◆ GOAL OF THE EXERCISE ◆
Your output should be an exact copy of the records, with no pictures in it.

--- GIVEN RECORDS ---

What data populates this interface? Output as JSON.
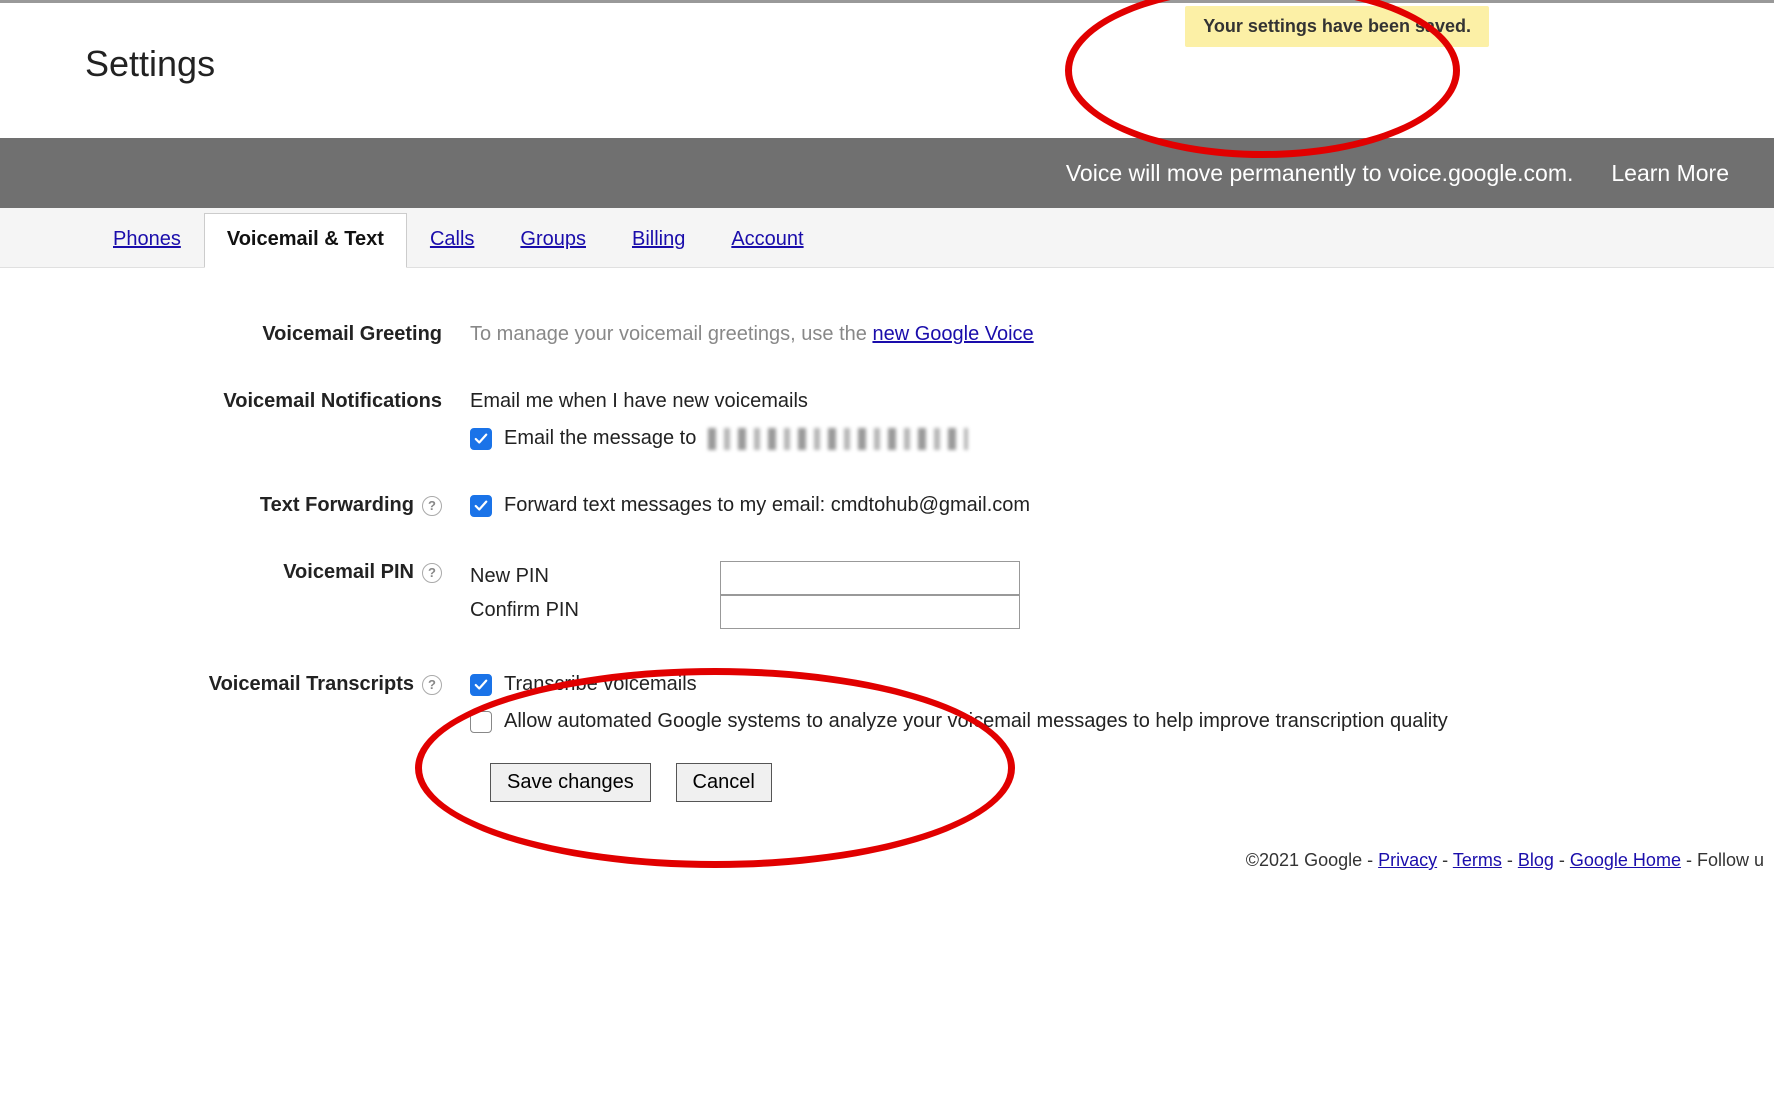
{
  "page_title": "Settings",
  "toast": "Your settings have been saved.",
  "banner": {
    "message": "Voice will move permanently to voice.google.com.",
    "learn_more": "Learn More"
  },
  "tabs": {
    "phones": "Phones",
    "voicemail_text": "Voicemail & Text",
    "calls": "Calls",
    "groups": "Groups",
    "billing": "Billing",
    "account": "Account"
  },
  "sections": {
    "greeting": {
      "label": "Voicemail Greeting",
      "text": "To manage your voicemail greetings, use the ",
      "link": "new Google Voice"
    },
    "notifications": {
      "label": "Voicemail Notifications",
      "text": "Email me when I have new voicemails",
      "checkbox_label_prefix": "Email the message to"
    },
    "text_forwarding": {
      "label": "Text Forwarding",
      "checkbox_label": "Forward text messages to my email: cmdtohub@gmail.com"
    },
    "pin": {
      "label": "Voicemail PIN",
      "new_pin": "New PIN",
      "confirm_pin": "Confirm PIN"
    },
    "transcripts": {
      "label": "Voicemail Transcripts",
      "transcribe": "Transcribe voicemails",
      "allow_analyze": "Allow automated Google systems to analyze your voicemail messages to help improve transcription quality"
    }
  },
  "buttons": {
    "save": "Save changes",
    "cancel": "Cancel"
  },
  "footer": {
    "copyright": "©2021 Google - ",
    "privacy": "Privacy",
    "terms": "Terms",
    "blog": "Blog",
    "google_home": "Google Home",
    "follow": " - Follow u",
    "sep": " - "
  }
}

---

◆ RESPONSE TO THIS EXERCISE ◆
What data populates this interface? Output as JSON.
{
  "page_title": "Settings",
  "toast": "Your settings have been saved.",
  "banner": {
    "message": "Voice will move permanently to voice.google.com.",
    "learn_more": "Learn More"
  },
  "tabs": {
    "phones": "Phones",
    "voicemail_text": "Voicemail & Text",
    "calls": "Calls",
    "groups": "Groups",
    "billing": "Billing",
    "account": "Account"
  },
  "sections": {
    "greeting": {
      "label": "Voicemail Greeting",
      "text": "To manage your voicemail greetings, use the ",
      "link": "new Google Voice"
    },
    "notifications": {
      "label": "Voicemail Notifications",
      "text": "Email me when I have new voicemails",
      "checkbox_label_prefix": "Email the message to"
    },
    "text_forwarding": {
      "label": "Text Forwarding",
      "checkbox_label": "Forward text messages to my email: cmdtohub@gmail.com"
    },
    "pin": {
      "label": "Voicemail PIN",
      "new_pin": "New PIN",
      "confirm_pin": "Confirm PIN"
    },
    "transcripts": {
      "label": "Voicemail Transcripts",
      "transcribe": "Transcribe voicemails",
      "allow_analyze": "Allow automated Google systems to analyze your voicemail messages to help improve transcription quality"
    }
  },
  "buttons": {
    "save": "Save changes",
    "cancel": "Cancel"
  },
  "footer": {
    "copyright": "©2021 Google - ",
    "privacy": "Privacy",
    "terms": "Terms",
    "blog": "Blog",
    "google_home": "Google Home",
    "follow": " - Follow u",
    "sep": " - "
  }
}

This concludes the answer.